Fast forward to 2016 and Beyoncé’s Super Bowl performance. Some folks are in an uproar over Queen Bey’s “pro-black” imagery. Beyonce’s Formation is a modern version of James Brown’s Say it Loud Black & Proud. I like the retort of Bob Schooley who pointed out the hypocrisy that while some rockers proudly display the confederate flag which symbolizes racial strife that caused a civil war, Beyonce’s performance is objectionable. I was not concerned about the white dissenters of Beyoncé’s performance. I was more disheartened by black people judging Beyoncé’s blackness. Here we go becoming a house divided. “Can’t we all just get along?” I may not belong to your church’s denomination, but that does not mean that we do not worship the same God. Yet, with my people, despite the fact that we have roots in Africa, we must prove that we “woke” or “conscious.” Africans do not identify with blacks or claim superiority. Light skin versus dark skin, natural hair versus relaxed hair. The long term effects of slavery have done a number on us and we are headed for self destruction!
Instead of attacking Beyoncé, we should use this as a teachable moment and reminder that we are responsible for educating our children about our culture and heritage. Public education has failed us on so many levels. We need to go back to “each one teach one” and passing down oral tradition. You can start by introducing young ones to books about our culture that go beyond MLK, Malcolm X, Harriet Tubman, Sojourner Truth, and Frederick Douglass. Yes, they are heroes of our culture, but there is so much more that we have done as a people. Do they know about Matthew Henson, the North Pole explorer? Do they know about inventors, doctors, and scientists? The point is to get generations (grandparents, aunts, uncles, children) in a room together and start the conversation. Elders need to tell the younger generation about what they endured in their youth and why activism matters. If we do not tell them, who will? “My people perish for the lack of knowledge.” Knowledge is power. Below are some movies that can also get the conversation started. Don’t forget your local library carries DVDs as well as books.
Posse – A nod to black cowboys.
Night Catches Us – Gladiator and Kerri Washington devotees will enjoy this Black Panthers inspired movie.

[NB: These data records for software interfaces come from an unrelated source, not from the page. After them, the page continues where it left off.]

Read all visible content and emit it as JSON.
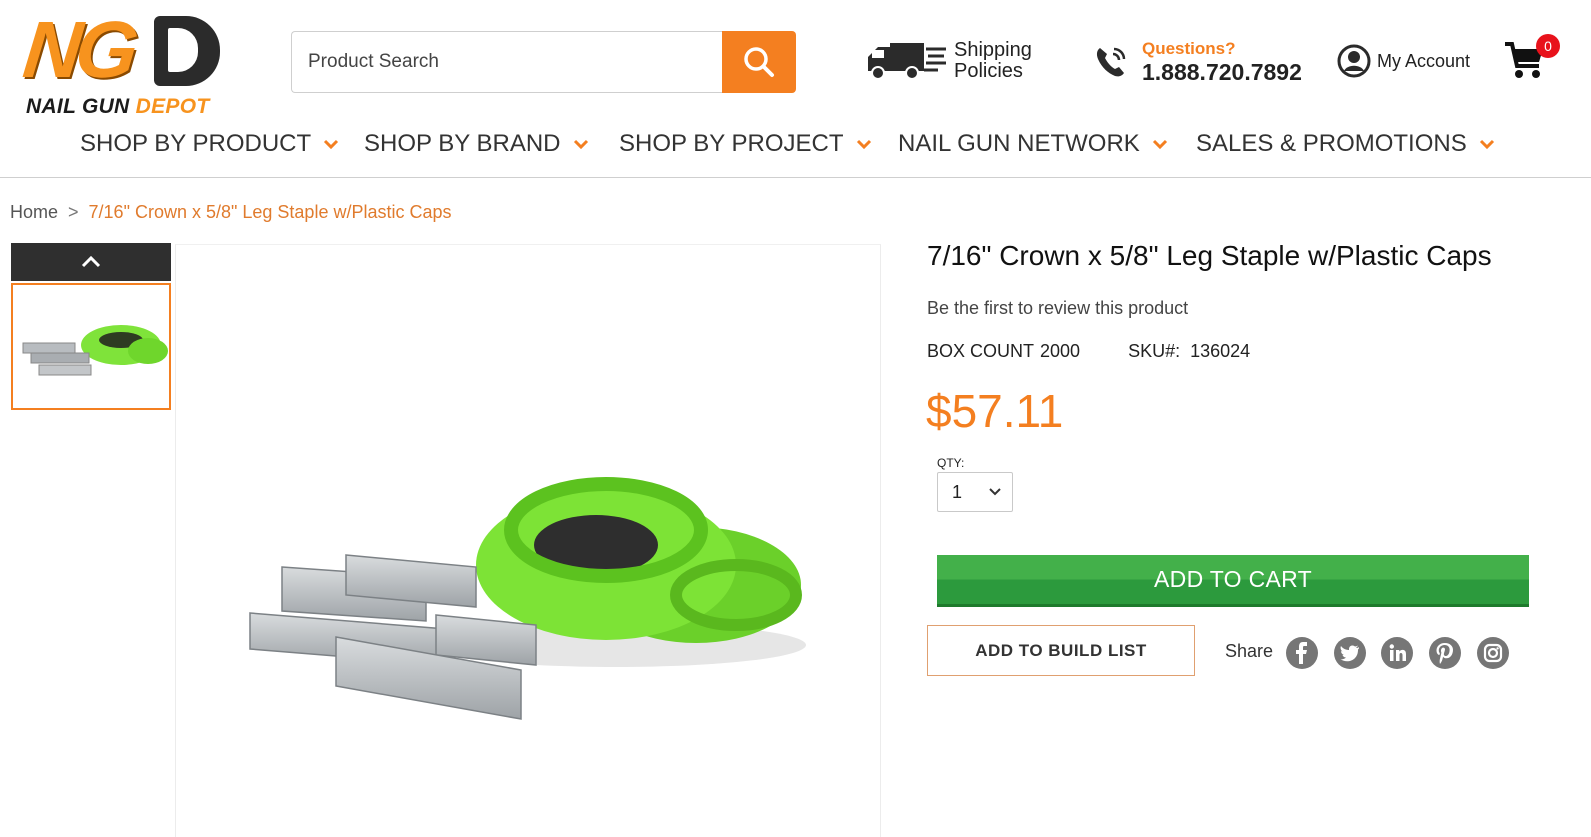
{
  "brand": {
    "logo_mark": "NG",
    "logo_text_nail": "NAIL GUN",
    "logo_text_depot": "DEPOT"
  },
  "search": {
    "placeholder": "Product Search",
    "button_icon": "search-icon"
  },
  "header_links": {
    "shipping_label": "Shipping Policies",
    "questions_label": "Questions?",
    "phone": "1.888.720.7892",
    "account_label": "My Account",
    "cart_count": "0"
  },
  "nav": {
    "items": [
      {
        "label": "SHOP BY PRODUCT"
      },
      {
        "label": "SHOP BY BRAND"
      },
      {
        "label": "SHOP BY PROJECT"
      },
      {
        "label": "NAIL GUN NETWORK"
      },
      {
        "label": "SALES & PROMOTIONS"
      }
    ]
  },
  "breadcrumb": {
    "home": "Home",
    "separator": ">",
    "current": "7/16\" Crown x 5/8\" Leg Staple w/Plastic Caps"
  },
  "product": {
    "title": "7/16\" Crown x 5/8\" Leg Staple w/Plastic Caps",
    "review_text": "Be the first to review this product",
    "box_count_label": "BOX COUNT",
    "box_count_value": "2000",
    "sku_label": "SKU#:",
    "sku_value": "136024",
    "price": "$57.11",
    "qty_label": "QTY:",
    "qty_value": "1",
    "add_to_cart": "ADD TO CART",
    "add_to_build_list": "ADD TO BUILD LIST",
    "share_label": "Share",
    "social_icons": [
      "facebook-icon",
      "twitter-icon",
      "linkedin-icon",
      "pinterest-icon",
      "instagram-icon"
    ]
  },
  "colors": {
    "accent_orange": "#f47f20",
    "cart_green": "#3aa847",
    "badge_red": "#e8121b",
    "nav_text": "#333333"
  }
}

Lightning in a Bottle – a walk down memory lane featuring the legends of Blues music that gave birth to rock-n-roll.
Something the Lord Made – Vivien Thomas story

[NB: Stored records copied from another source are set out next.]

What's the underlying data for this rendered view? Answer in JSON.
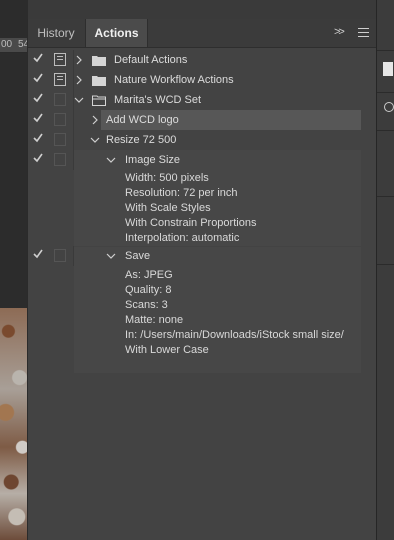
{
  "ruler": {
    "marks": [
      "00",
      "54"
    ]
  },
  "tabs": [
    {
      "label": "History",
      "active": false
    },
    {
      "label": "Actions",
      "active": true
    }
  ],
  "panel_buttons": {
    "expand": "»"
  },
  "actions": [
    {
      "name": "Default Actions",
      "checked": true,
      "dialog": true,
      "type": "set",
      "expanded": false
    },
    {
      "name": "Nature Workflow Actions",
      "checked": true,
      "dialog": true,
      "type": "set",
      "expanded": false
    },
    {
      "name": "Marita's WCD Set",
      "checked": true,
      "dialog": false,
      "type": "set",
      "expanded": true
    },
    {
      "name": "Add WCD logo",
      "checked": true,
      "dialog": false,
      "type": "action",
      "expanded": false,
      "selected": true
    },
    {
      "name": "Resize 72 500",
      "checked": true,
      "dialog": false,
      "type": "action",
      "expanded": true
    },
    {
      "name": "Image Size",
      "checked": true,
      "dialog": false,
      "type": "step",
      "expanded": true,
      "details": [
        "Width: 500 pixels",
        "Resolution: 72 per inch",
        "With Scale Styles",
        "With Constrain Proportions",
        "Interpolation: automatic"
      ]
    },
    {
      "name": "Save",
      "checked": true,
      "dialog": false,
      "type": "step",
      "expanded": true,
      "details": [
        "As: JPEG",
        "Quality: 8",
        "Scans: 3",
        "Matte: none",
        "In: /Users/main/Downloads/iStock small size/",
        "With Lower Case"
      ]
    }
  ],
  "colors": {
    "panel": "#434343",
    "selected_row": "#575757",
    "text": "#dcdcdc"
  }
}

Black Panthers – documentary premieres February 16, 2016. Check local PBS station for times.